Exploring the ETF universe

Of course, recent or historical trends are not necessarily a harbinger for the future. Moreover, it is generally inadvisable to take action based on any one piece of information, including fund flow data. Nevertheless, ETF flows can be a useful tool to help identify market trends, to see where investors are broadly putting their money.

If you are exploring the ETF universe, the key is to find those that align with your objectives and risk constraints, regardless of the trend in flows. One tool that may be of use is Fidelity's ETF Screener, which can quickly sort through a lot of data based on the filtering selections you make. You can search for ETFs using a variety of characteristics, like the funds' objectives, fundamentals, technicals, performance, volatility, trading characteristics, tax considerations, and analyst ratings.

Next steps to consider

Find new investing ideas and get up-to-the-minute market data.

Learn what you need to know before trading the market.

Discover ETF strategies that might fit into your investing plan.

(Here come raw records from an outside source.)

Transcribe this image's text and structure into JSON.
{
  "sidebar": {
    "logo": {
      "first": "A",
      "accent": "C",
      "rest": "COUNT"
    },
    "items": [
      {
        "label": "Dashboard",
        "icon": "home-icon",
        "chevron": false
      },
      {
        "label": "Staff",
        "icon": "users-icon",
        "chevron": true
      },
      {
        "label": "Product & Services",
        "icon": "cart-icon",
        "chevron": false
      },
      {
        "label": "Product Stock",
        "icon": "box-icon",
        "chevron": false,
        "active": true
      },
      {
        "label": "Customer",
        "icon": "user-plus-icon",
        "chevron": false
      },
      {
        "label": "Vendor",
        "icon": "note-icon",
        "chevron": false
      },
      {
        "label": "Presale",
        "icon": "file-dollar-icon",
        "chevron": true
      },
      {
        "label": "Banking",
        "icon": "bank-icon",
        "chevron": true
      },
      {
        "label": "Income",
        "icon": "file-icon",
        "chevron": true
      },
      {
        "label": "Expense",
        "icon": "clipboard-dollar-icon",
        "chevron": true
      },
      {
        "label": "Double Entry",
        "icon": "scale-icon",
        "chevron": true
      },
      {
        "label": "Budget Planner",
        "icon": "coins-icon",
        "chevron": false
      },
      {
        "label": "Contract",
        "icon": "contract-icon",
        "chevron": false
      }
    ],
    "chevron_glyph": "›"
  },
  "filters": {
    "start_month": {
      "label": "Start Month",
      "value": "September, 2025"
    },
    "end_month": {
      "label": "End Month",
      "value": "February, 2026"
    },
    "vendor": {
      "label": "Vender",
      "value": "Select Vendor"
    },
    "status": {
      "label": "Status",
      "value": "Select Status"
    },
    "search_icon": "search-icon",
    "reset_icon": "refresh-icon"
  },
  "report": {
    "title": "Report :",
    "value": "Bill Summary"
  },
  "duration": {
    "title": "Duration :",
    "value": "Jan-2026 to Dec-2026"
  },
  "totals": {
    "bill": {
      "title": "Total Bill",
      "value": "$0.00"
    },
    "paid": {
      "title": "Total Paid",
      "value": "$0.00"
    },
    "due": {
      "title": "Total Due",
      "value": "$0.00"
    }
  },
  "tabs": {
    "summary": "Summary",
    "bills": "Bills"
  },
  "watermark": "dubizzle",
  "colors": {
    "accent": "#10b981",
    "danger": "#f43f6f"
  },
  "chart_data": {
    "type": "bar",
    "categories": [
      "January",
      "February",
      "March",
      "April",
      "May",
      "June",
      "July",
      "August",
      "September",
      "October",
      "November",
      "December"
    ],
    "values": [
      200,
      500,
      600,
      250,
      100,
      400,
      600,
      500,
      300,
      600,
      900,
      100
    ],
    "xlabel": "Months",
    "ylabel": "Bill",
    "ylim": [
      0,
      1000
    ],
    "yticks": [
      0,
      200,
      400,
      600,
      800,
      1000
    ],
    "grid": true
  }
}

  • Facebook.
  • Twitter.
  • LinkedIn.
  • Google Plus
  • Print
* All the data presented within are from the BlackRock iShares Capital Markets Follow the Flow report. For our purposes, we refer to funds, ETPs, and ETFs interchangeably. These data do not reflect mutual fund data, and investors who would like to monitor the entire fund flow universe may want to consider flows going into or out of mutual funds.
Past performance is no guarantee of future results.

Before investing in any mutual fund or exchange-traded fund, you should consider its investment objectives, risks, charges, and expenses. Contact Fidelity for a prospectus, offering circular or, if available, a summary prospectus containing this information. Read it carefully.

ETFs are subject to market fluctuation and the risks of their underlying investments. ETFs are subject to management fees and other expenses. Unlike mutual funds, ETF shares are bought and sold at market price, which may be higher or lower than their NAV, and are not individually redeemed from the fund.

The Fidelity ETF Screener is a research tool provided to help self-directed investors evaluate these types of securities. The criteria and inputs entered are at the sole discretion of the user, and all screens or strategies with preselected criteria (including expert ones) are solely for the convenience of the user. Expert Screeners are provided by independent companies not affiliated with Fidelity. Information supplied or obtained from these Screeners is for informational purposes only and should not be considered investment advice or guidance, an offer of or a solicitation of an offer to buy or sell securities, or a recommendation or endorsement by Fidelity of any security or investment strategy. Fidelity does not endorse or adopt any particular investment strategy or approach to screening or evaluating stocks, preferred securities, exchange-traded products, or closed-end funds. Fidelity makes no guarantees that information supplied is accurate, complete, or timely, and does not provide any warranties regarding results obtained from its use. Determine which securities are right for you based on your investment objectives, risk tolerance, financial situation, and other individual factors, and reevaluate them on a periodic basis.
Votes are submitted voluntarily by individuals and reflect their own opinion of the article's helpfulness. A percentage value for helpfulness will display once a sufficient number of votes have been submitted.

Fidelity Brokerage Services LLC, Member NYSE, SIPC, 900 Salem Street, Smithfield, RI 02917

854159.1.0
close
Please enter a valid e-mail address
Please enter a valid e-mail address
Important legal information about the e-mail you will be sending. By using this service, you agree to input your real e-mail address and only send it to people you know. It is a violation of law in some jurisdictions to falsely identify yourself in an e-mail. All information you provide will be used by Fidelity solely for the purpose of sending the e-mail on your behalf.The subject line of the e-mail you send will be "Fidelity.com: "

Your e-mail has been sent.
close

Your e-mail has been sent.